3 Be Fair
Being fair is about treating others how you would like to be treated, it’s about giving employees a chance, it’s about being consistent with your expectations and demands, its about offering something in return other than just a salary.
4 Spend time listening
Listening is a very underrated skill and, in my view, essential to practice to be a good manager. Ask for ideas, ask for opinions, ask for solutions and listen to what you are being told. Pay attention to all the non-verbal communication within your team. Act on what you learn, and you will have a lot of motivated team members.
5 Promote from within
Promoting from within is another great way to motivate your team. Make promotion opportunities a reality when you can – it’s a great way to reward employees. Visibly consider internal staff members for promotion even if you hire externally in the end.
6 Don’t punish failure
When individuals and teams are learning and improving, mistakes will happen. To maintain the motivation of the team, don’t punish these mistakes. Rather use them as learning exercises for the individuals concerned and the team.
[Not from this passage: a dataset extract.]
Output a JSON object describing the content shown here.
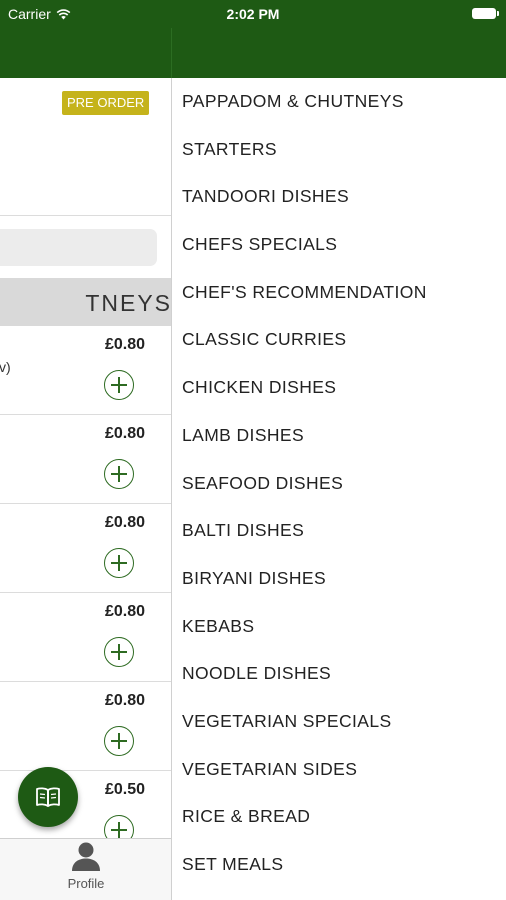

Staying close to the work being undertaken through providing support and you can significantly reduce the size and risk of mistakes
7 Protect and fight for your team
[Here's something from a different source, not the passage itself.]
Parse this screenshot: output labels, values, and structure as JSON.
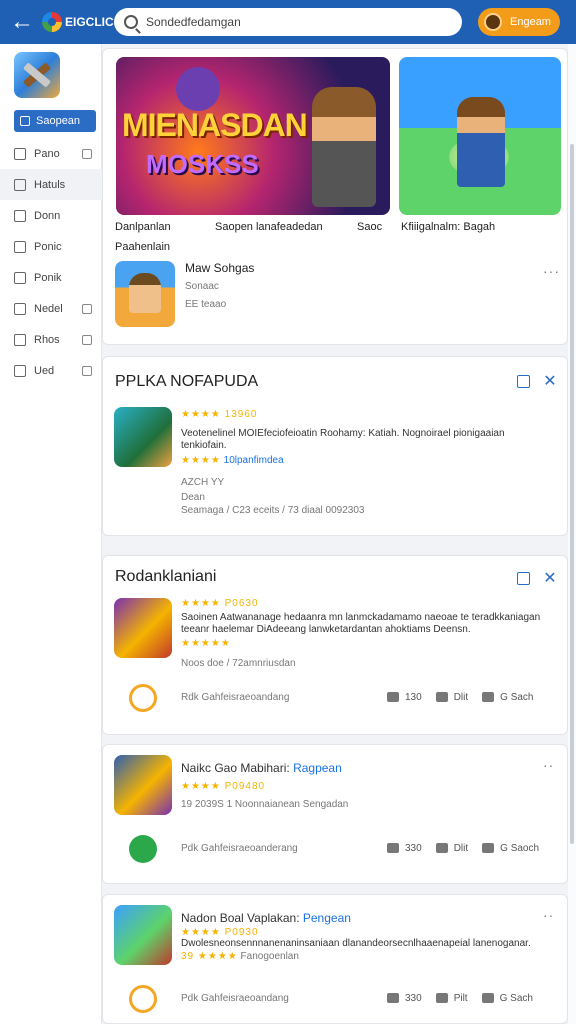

Every business has competing demands for staff time, resources, and support. Think of all the projects being undertaken in any company at a given time. Because of this internal competition, teams can get pulled from pillar to post unless you protect and fight for your team. It is very motivational to work for a manger who – you know – has your back.
So there you have 7 methods to motivate your team plus 7 additional behaviours and approaches to develop a positive management style.
Start putting at least one method I have shared with you into practice today.
As a manager you have a significant impact on and influence over your team and their motivation. How you motivate and inspire employees makes a huge difference to what your team will produce for the company – in some cases doubling their performance – and a motivated and happy team is a much nicer place to work than a team just going through the motions.
Please put into practice at least one of the methods I have shared with you today. Start with one and once that is up and running, add the next one. It won’t be long before you have all of these methods put into practice.
I know you will enjoy the results for the rest of your career!
Just to recap, the seven methods to motivate your team I have shared are
I have taken over multiple underperforming demotivated teams that the rest of the business criticises regularly.
I quickly employed each of the methods outlined.
It only took a few weeks before team members were smiling and joking when previously there had been silence and unhappy faces. Within a few months, the rest of the business was singing the teams praises.
Motivation is a big factor in team performance. Work hard to motivate your team.